(YOUR INSTRUCTIONS) Extract every line from the records below that contains the word "brand".
=======
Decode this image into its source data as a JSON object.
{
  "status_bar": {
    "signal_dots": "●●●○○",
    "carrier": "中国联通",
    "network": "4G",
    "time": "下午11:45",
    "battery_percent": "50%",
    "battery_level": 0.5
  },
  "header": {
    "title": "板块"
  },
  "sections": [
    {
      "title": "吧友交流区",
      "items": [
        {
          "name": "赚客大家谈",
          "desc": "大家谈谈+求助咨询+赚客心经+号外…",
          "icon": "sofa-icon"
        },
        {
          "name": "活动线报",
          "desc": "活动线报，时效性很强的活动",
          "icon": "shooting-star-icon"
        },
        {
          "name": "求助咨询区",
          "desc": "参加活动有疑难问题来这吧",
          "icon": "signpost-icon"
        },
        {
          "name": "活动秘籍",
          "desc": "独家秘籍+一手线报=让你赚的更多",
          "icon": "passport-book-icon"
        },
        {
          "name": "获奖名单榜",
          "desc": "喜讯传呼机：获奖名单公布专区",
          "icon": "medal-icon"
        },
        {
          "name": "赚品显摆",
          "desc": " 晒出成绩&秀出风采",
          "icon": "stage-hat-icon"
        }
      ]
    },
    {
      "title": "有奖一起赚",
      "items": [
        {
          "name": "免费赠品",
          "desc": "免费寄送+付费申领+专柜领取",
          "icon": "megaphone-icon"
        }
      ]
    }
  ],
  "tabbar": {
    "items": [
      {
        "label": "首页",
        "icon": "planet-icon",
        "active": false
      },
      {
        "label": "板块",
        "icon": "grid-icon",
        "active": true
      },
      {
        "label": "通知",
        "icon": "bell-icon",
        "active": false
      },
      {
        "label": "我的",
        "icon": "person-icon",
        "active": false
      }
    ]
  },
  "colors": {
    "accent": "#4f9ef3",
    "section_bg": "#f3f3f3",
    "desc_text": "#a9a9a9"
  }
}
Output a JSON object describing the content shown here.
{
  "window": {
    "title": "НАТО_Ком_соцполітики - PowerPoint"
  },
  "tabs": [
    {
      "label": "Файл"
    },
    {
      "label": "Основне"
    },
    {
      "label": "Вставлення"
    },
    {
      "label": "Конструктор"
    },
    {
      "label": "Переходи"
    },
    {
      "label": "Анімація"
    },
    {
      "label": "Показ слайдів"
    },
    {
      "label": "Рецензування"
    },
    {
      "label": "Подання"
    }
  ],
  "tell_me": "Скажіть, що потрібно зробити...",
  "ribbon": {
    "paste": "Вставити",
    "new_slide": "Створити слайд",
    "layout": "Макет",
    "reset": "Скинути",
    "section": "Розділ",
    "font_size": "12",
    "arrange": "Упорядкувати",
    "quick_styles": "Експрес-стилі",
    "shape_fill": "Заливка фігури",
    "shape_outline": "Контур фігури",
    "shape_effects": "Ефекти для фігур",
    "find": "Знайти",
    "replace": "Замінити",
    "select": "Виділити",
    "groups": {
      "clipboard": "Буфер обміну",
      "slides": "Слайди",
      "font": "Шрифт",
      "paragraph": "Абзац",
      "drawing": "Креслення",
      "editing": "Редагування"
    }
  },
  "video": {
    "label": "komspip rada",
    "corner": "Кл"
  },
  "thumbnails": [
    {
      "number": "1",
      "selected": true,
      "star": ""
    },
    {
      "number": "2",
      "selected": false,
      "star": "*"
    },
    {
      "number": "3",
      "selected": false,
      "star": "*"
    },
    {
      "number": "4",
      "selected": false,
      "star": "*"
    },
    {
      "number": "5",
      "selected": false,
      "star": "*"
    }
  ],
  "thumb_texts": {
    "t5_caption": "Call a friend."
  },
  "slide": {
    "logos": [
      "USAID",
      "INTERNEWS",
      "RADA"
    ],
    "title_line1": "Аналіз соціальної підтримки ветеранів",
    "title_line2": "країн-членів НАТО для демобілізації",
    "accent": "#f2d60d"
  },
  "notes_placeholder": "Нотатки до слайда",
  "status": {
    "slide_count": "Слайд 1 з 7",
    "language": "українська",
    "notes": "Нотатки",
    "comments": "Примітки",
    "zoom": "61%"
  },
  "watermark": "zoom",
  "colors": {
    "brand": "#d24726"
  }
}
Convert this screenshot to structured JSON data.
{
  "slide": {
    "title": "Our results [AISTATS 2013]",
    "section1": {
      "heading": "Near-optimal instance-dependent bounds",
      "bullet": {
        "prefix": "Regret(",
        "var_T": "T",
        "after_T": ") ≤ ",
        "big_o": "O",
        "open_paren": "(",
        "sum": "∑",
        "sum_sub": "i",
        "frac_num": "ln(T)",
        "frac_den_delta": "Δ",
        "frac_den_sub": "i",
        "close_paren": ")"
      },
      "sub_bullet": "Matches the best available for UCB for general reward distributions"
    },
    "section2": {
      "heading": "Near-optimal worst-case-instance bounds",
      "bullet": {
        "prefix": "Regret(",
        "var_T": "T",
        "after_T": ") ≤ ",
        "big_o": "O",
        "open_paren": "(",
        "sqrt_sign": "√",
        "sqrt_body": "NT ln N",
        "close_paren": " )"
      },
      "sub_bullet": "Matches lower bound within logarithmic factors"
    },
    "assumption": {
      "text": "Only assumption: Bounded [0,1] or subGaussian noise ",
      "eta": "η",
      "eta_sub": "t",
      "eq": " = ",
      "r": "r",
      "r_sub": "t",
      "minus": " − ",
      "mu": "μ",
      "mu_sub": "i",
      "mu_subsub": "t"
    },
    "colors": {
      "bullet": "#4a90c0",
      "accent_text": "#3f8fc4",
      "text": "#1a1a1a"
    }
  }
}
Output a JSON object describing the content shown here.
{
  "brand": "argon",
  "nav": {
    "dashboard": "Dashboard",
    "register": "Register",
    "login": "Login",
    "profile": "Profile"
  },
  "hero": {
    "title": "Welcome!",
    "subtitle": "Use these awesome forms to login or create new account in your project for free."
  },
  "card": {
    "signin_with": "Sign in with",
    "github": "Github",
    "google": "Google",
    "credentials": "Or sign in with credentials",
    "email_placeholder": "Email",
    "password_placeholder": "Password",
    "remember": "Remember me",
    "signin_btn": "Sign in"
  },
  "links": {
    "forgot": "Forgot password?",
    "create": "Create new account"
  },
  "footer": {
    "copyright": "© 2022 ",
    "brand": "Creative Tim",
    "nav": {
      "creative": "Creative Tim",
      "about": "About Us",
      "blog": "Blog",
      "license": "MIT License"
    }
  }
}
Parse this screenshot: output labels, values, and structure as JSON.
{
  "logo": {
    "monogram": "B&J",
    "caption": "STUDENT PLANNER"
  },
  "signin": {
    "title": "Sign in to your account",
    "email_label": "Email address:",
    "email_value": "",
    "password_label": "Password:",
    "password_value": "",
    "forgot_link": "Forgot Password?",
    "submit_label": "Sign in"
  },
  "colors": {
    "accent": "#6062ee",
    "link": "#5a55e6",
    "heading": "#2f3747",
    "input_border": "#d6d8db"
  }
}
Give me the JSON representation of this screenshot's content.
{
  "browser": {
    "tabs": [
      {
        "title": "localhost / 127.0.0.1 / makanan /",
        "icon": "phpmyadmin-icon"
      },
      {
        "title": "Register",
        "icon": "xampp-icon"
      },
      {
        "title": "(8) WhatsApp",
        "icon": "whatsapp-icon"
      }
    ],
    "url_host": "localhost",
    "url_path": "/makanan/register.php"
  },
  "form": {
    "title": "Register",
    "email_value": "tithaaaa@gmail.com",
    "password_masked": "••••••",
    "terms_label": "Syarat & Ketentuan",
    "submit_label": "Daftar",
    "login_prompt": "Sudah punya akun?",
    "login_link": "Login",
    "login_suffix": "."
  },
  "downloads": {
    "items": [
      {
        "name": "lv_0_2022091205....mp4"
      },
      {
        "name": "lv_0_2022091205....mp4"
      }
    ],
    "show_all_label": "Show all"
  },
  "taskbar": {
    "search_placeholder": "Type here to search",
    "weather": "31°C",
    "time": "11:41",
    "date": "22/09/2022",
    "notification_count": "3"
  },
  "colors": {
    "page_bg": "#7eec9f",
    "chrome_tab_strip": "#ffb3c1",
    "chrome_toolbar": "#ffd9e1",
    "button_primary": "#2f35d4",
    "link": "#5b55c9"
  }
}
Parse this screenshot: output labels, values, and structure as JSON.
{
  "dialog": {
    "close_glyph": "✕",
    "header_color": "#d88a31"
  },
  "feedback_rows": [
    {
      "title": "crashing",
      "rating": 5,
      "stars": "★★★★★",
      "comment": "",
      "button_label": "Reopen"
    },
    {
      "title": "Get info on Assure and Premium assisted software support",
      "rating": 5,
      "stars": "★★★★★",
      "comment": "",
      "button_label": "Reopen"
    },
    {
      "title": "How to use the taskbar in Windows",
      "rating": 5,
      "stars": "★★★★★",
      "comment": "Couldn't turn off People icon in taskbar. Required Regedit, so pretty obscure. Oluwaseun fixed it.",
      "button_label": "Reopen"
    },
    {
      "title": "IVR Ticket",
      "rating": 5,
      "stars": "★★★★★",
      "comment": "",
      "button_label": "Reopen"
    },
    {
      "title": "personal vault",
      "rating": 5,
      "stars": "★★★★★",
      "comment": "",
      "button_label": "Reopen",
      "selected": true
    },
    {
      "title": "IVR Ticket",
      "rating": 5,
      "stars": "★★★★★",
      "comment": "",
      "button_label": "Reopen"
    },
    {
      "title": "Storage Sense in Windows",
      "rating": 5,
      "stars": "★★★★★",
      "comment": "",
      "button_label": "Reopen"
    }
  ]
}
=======
(PROBLEM SOLUTION)
    "brand": "#d24726"
  "brand": "argon",
    "brand": "Creative Tim",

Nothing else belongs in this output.